Split decision.  Although plaintiff/creditor Miller, the warehouse owner, ultimately was defeated by defendant Cybertek, the debtor who did not pay rent, all was not lost.  At the end of the day, Miller will forfeit about $25,000, not $93,500.  This is because Miller will get a credit for the initial $23,600 judgment it obtained against Cybertek.  Furthermore, Miller’s private sale of the equipment, albeit defective, netted $45,000, which will be used to pay Cybertek.  $93,500 – ($23,600 + $45,000) = $24,900, the net amount Miller will be out of pocket to Cybertek. 

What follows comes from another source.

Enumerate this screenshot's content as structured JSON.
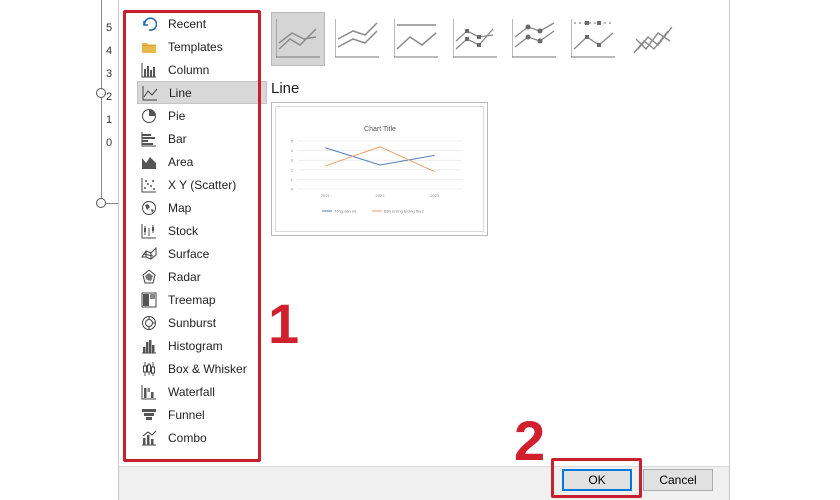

Lest we forget the attorneys’ fees and litigation costs both parties incurred in fighting one another.  Neither the trial court nor the Court of Appeals awarded Cybertek attorney’s fees as a part of the judgment against Miller.  Cybertek, in the end, probably lost money because it likely spent more than $25,000 in defending Miller’s lien foreclosure claim and in prosecuting its counterclaim.  The same can be said for Miller –not only did it lose net $25,000, but it surely lost more when attorney’s fees and litigation costs were considered.  The result of this case brings to mind a quote from our sixteenth president, Abraham Lincoln:  “Discourage litigation.  Persuade your neighbors to compromise whenever you can.  As a peacemaker the lawyer has superior opportunity of being a good man.  There will still be business enough.”  Perhaps the lawyers followed Lincoln’s advice in Miller’s Turnkey.  Maybe the parties – the litigants themselves – just didn’t heed it.